For one, this desk is in their home. Just because we are in this building, we can’t ignore that just down the street was Black Hollywood. It’s history. I think it’s imperative that we do that. We’ve had Ari Lennox, Wale, Goldlink, Rare Essence, so I think it’s super important that we are also including the community that’s right in front of us.
Yes! And it’s really amazing to see legends like Chuck Brown, Rare Essence and Trouble Funk be featured, and then usher in this new sound of the area. Do you think Tiny Desk can be accredited to shaping or amplifying the new sound of the DMV?
Yea, totally! I think that again, it’s really become a way for us to discover new music. You get on Youtube, you search these artists and end up in this dark hole of a bunch of new music you’ve probably never heard of before. I definitely do want to get more local artists [and] more international artists, because I think it’s definitely worth noting that D.C. is such a melting pot of cultures. We are multidimensional. I think it’s cool that Tiny Desk mirrors that.
There feels like two prominent cultures in D.C.: The political and the inherent Black culture that built the city. Do you think music is inherently political? Do you think these musicians performing in D.C. make these performances inherently political?

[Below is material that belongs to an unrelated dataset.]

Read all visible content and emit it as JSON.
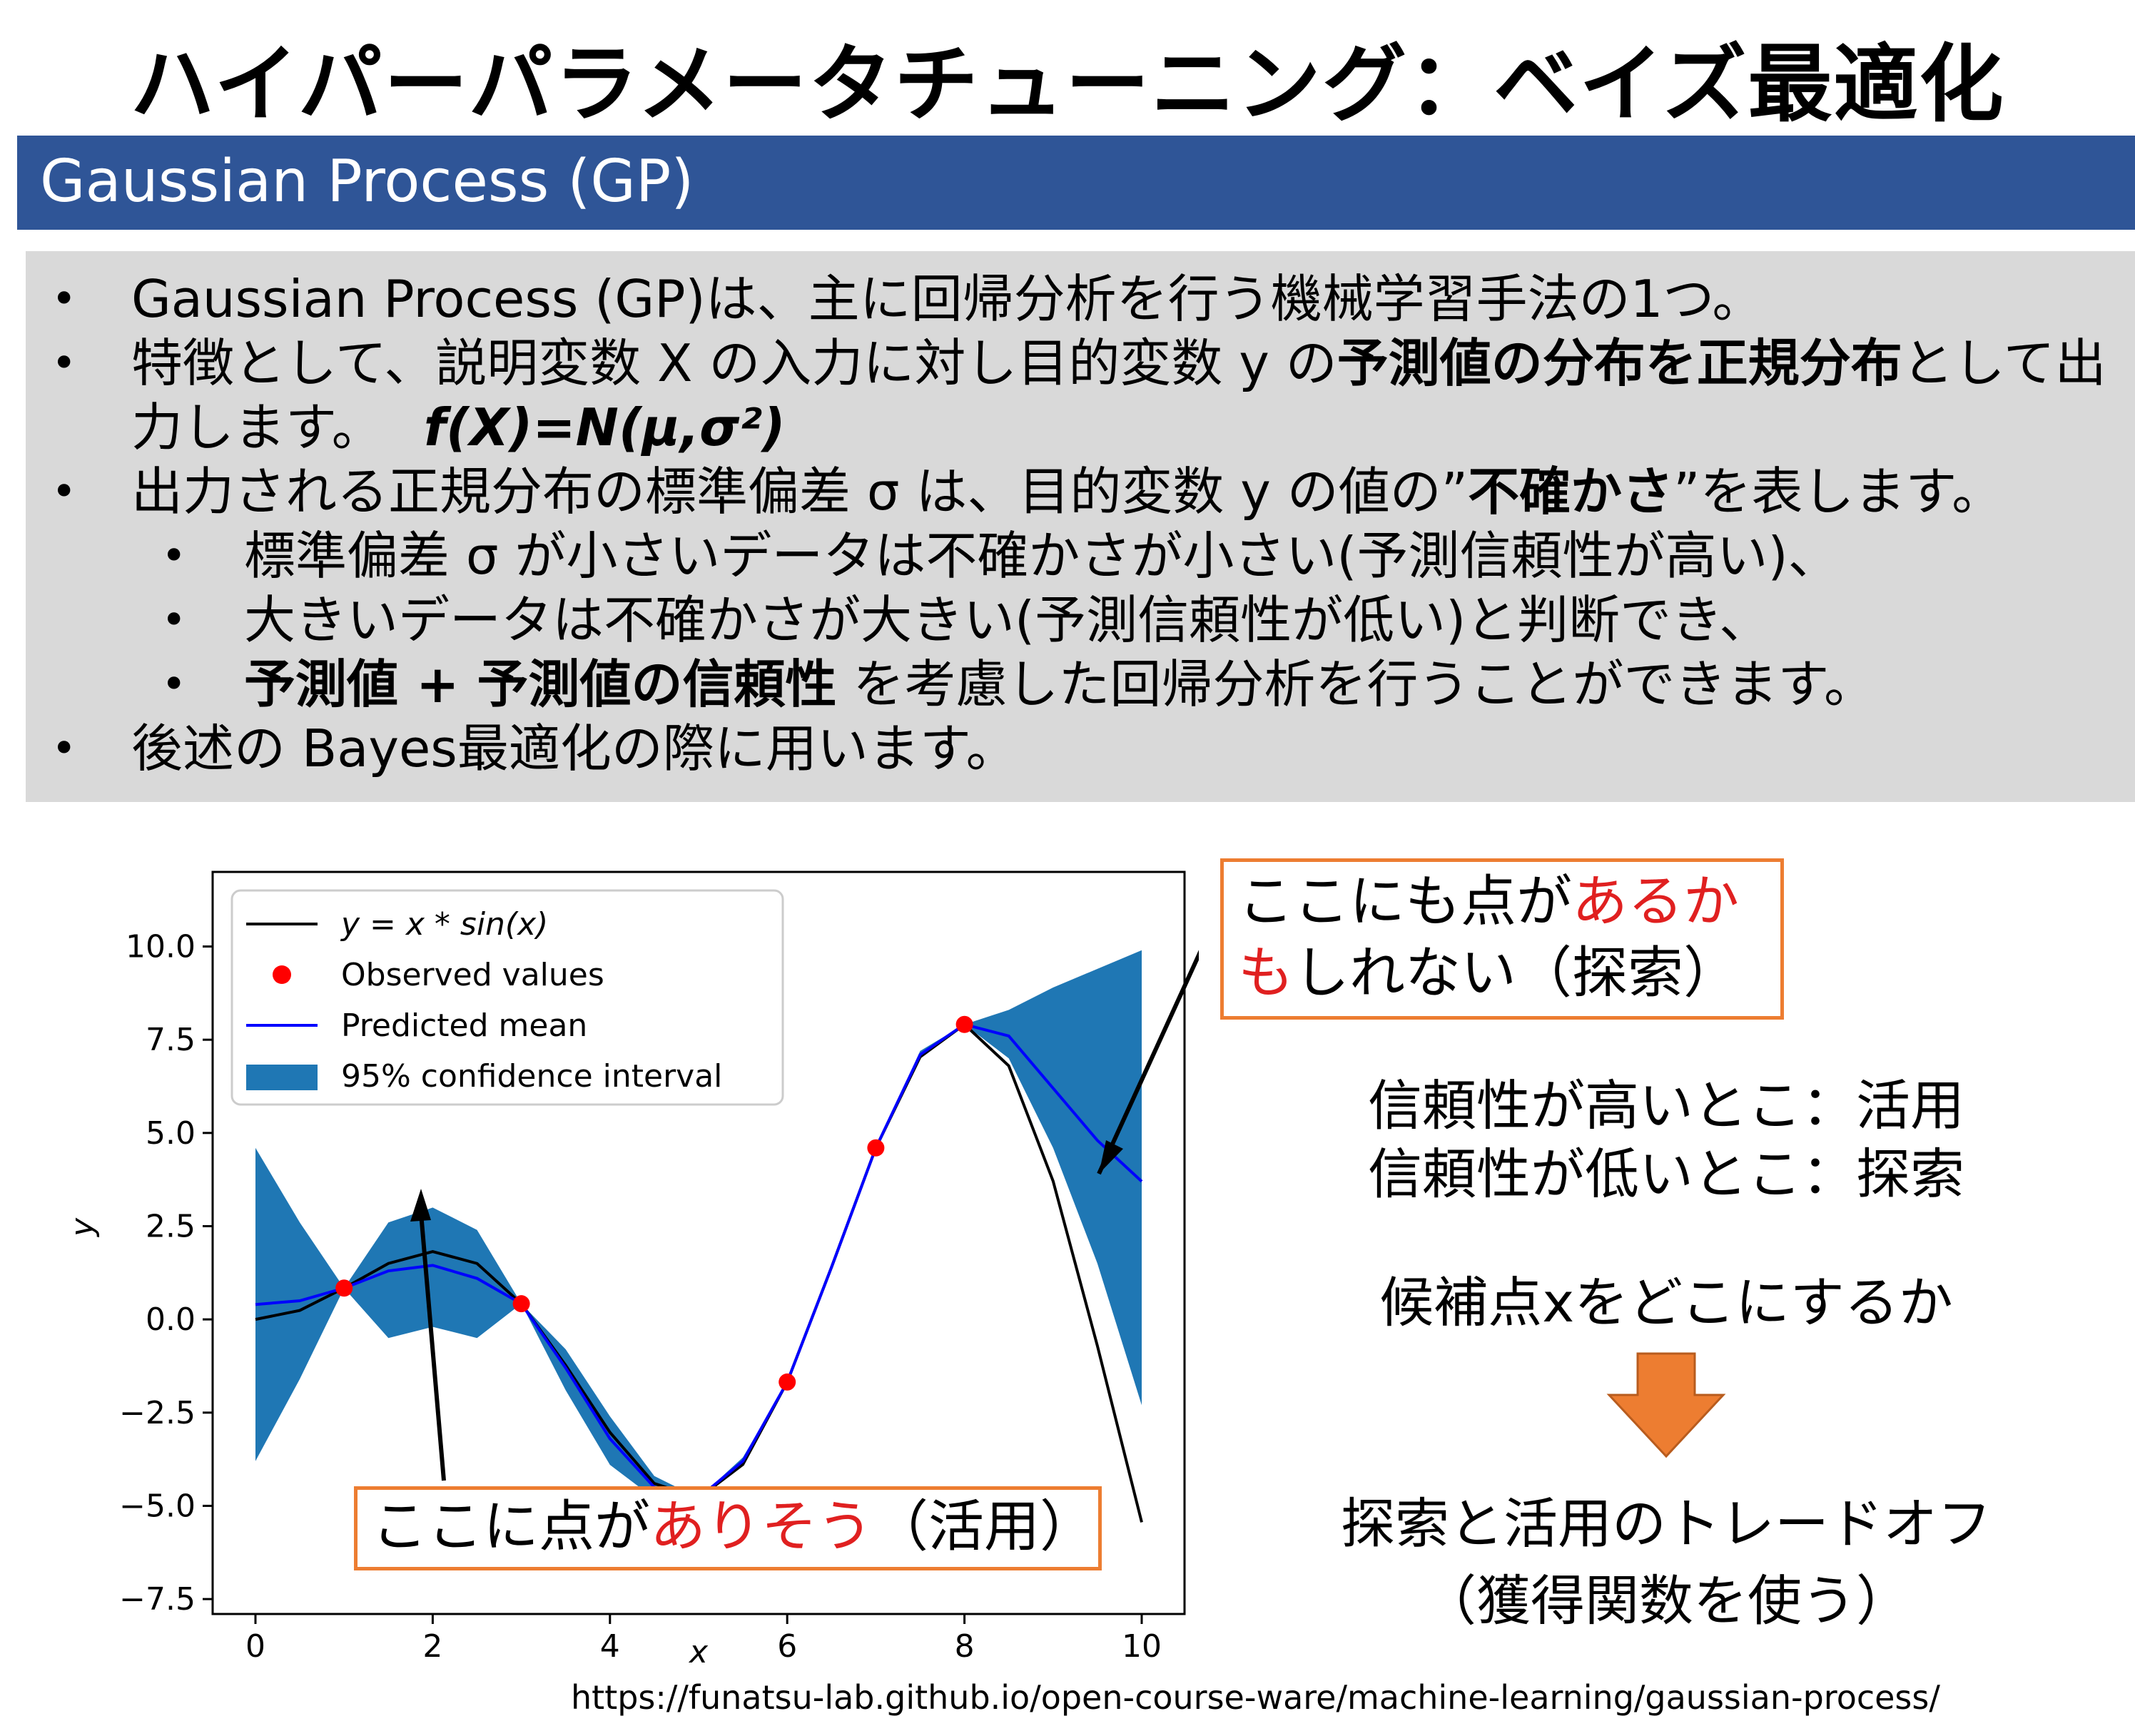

I think art is political and it always has been. Fashion is political. Wearing your hair natural, that is a political statement, you know what I mean? And I think that’s fire. It’s like to me art has always created change.
The world is at a real turning point. What’s next for the city? What’s next for NPR? How do those two trajectories align?

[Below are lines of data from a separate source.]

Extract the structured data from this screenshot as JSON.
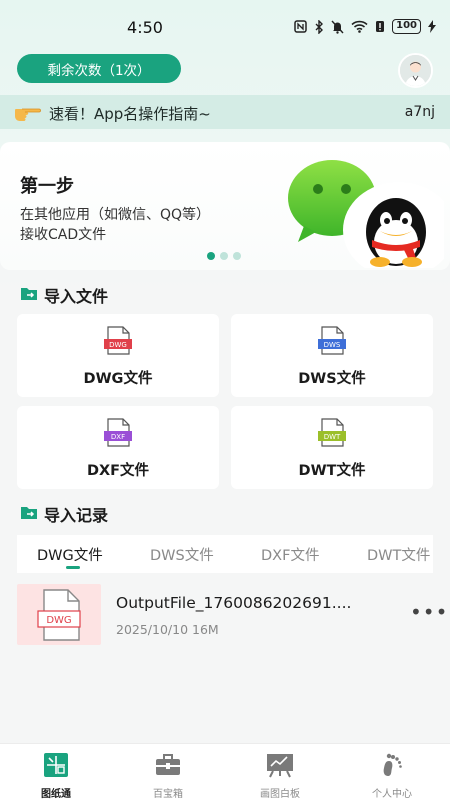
{
  "status_bar": {
    "time": "4:50",
    "battery": "100"
  },
  "header": {
    "remaining_label": "剩余次数（1次）"
  },
  "notice": {
    "text": "速看！App名操作指南~",
    "code": "a7nj"
  },
  "banner": {
    "title": "第一步",
    "line1": "在其他应用（如微信、QQ等）",
    "line2": "接收CAD文件",
    "pages": 3,
    "active_page": 0
  },
  "import_section": {
    "title": "导入文件",
    "cards": [
      {
        "label": "DWG文件",
        "badge": "DWG",
        "color": "#e0404a"
      },
      {
        "label": "DWS文件",
        "badge": "DWS",
        "color": "#3e6fd8"
      },
      {
        "label": "DXF文件",
        "badge": "DXF",
        "color": "#9a4fd6"
      },
      {
        "label": "DWT文件",
        "badge": "DWT",
        "color": "#9bbf2a"
      }
    ]
  },
  "records_section": {
    "title": "导入记录",
    "tabs": [
      "DWG文件",
      "DWS文件",
      "DXF文件",
      "DWT文件"
    ],
    "active_tab": 0,
    "items": [
      {
        "name": "OutputFile_1760086202691....",
        "date": "2025/10/10",
        "size": "16M",
        "badge": "DWG"
      }
    ]
  },
  "bottom_nav": {
    "items": [
      {
        "label": "图纸通",
        "icon": "blueprint-icon",
        "active": true
      },
      {
        "label": "百宝箱",
        "icon": "toolbox-icon",
        "active": false
      },
      {
        "label": "画图白板",
        "icon": "whiteboard-icon",
        "active": false
      },
      {
        "label": "个人中心",
        "icon": "footprint-icon",
        "active": false
      }
    ]
  },
  "colors": {
    "accent": "#1aa37f",
    "notice_bg": "#d4ece5"
  }
}
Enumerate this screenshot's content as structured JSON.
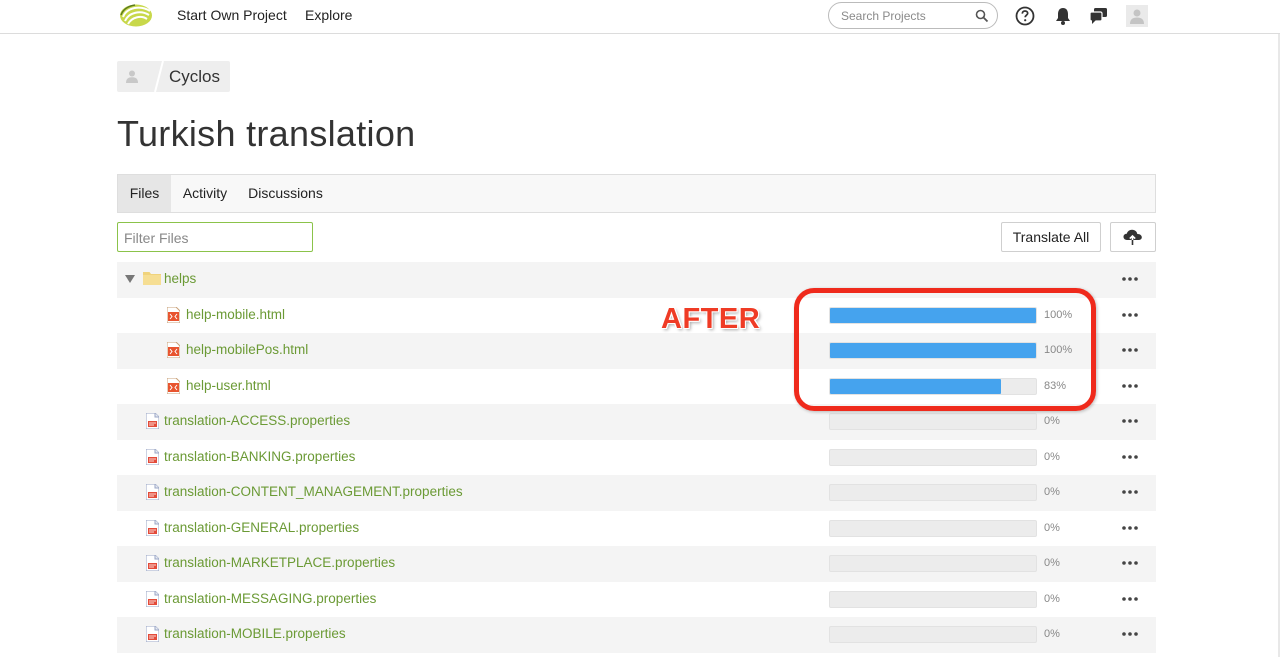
{
  "nav": {
    "links": [
      "Start Own Project",
      "Explore"
    ],
    "search_placeholder": "Search Projects",
    "icons": [
      "logo-icon",
      "search-icon",
      "help-icon",
      "bell-icon",
      "chat-icon",
      "user-avatar-icon"
    ]
  },
  "breadcrumb": {
    "label": "Cyclos"
  },
  "page": {
    "title": "Turkish translation"
  },
  "tabs": [
    {
      "label": "Files",
      "active": true
    },
    {
      "label": "Activity",
      "active": false
    },
    {
      "label": "Discussions",
      "active": false
    }
  ],
  "toolbar": {
    "filter_placeholder": "Filter Files",
    "translate_all_label": "Translate All",
    "upload_icon": "cloud-upload-icon"
  },
  "folder": {
    "name": "helps",
    "expanded": true
  },
  "files": [
    {
      "name": "help-mobile.html",
      "type": "html",
      "in_folder": true,
      "progress": 100,
      "progress_label": "100%"
    },
    {
      "name": "help-mobilePos.html",
      "type": "html",
      "in_folder": true,
      "progress": 100,
      "progress_label": "100%"
    },
    {
      "name": "help-user.html",
      "type": "html",
      "in_folder": true,
      "progress": 83,
      "progress_label": "83%"
    },
    {
      "name": "translation-ACCESS.properties",
      "type": "properties",
      "in_folder": false,
      "progress": 0,
      "progress_label": "0%"
    },
    {
      "name": "translation-BANKING.properties",
      "type": "properties",
      "in_folder": false,
      "progress": 0,
      "progress_label": "0%"
    },
    {
      "name": "translation-CONTENT_MANAGEMENT.properties",
      "type": "properties",
      "in_folder": false,
      "progress": 0,
      "progress_label": "0%"
    },
    {
      "name": "translation-GENERAL.properties",
      "type": "properties",
      "in_folder": false,
      "progress": 0,
      "progress_label": "0%"
    },
    {
      "name": "translation-MARKETPLACE.properties",
      "type": "properties",
      "in_folder": false,
      "progress": 0,
      "progress_label": "0%"
    },
    {
      "name": "translation-MESSAGING.properties",
      "type": "properties",
      "in_folder": false,
      "progress": 0,
      "progress_label": "0%"
    },
    {
      "name": "translation-MOBILE.properties",
      "type": "properties",
      "in_folder": false,
      "progress": 0,
      "progress_label": "0%"
    }
  ],
  "annotation": {
    "text": "AFTER",
    "color": "#ef2a1c"
  },
  "colors": {
    "accent_green": "#6b9a35",
    "progress_blue": "#45a3ee",
    "filter_border": "#8bc34a"
  }
}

I think it’s acknowledging that the world is changing. It’s the browning of the world. Not the browning of America, the browning of the world. I think a lot of people need to wake up if they haven’t, and understand that your content needs to reflect the diversity of the world. You see that our new CEO completely gets that. One of his top priorities is to emphasize that we need to be creating content that reaches younger and more diverse audiences. Granted, Tiny Desk is definitely one of those avenues, but we need more…I think a lot of people are doing that work. Times are changing and there’s a lot of opportunity in that. It’s also understanding our history. I went to Howard and I’m a local and I had no idea that U Street was this Black Hollywood. People are walking by there every day not knowing that energy is right there. I think education is just so important. You should be proud to walk down the street in D.C. Hold your head up high. That’s a beautiful thing. It’s paying homage to that, education, and then understanding that we do need to have a pulse on the culture and what’s next.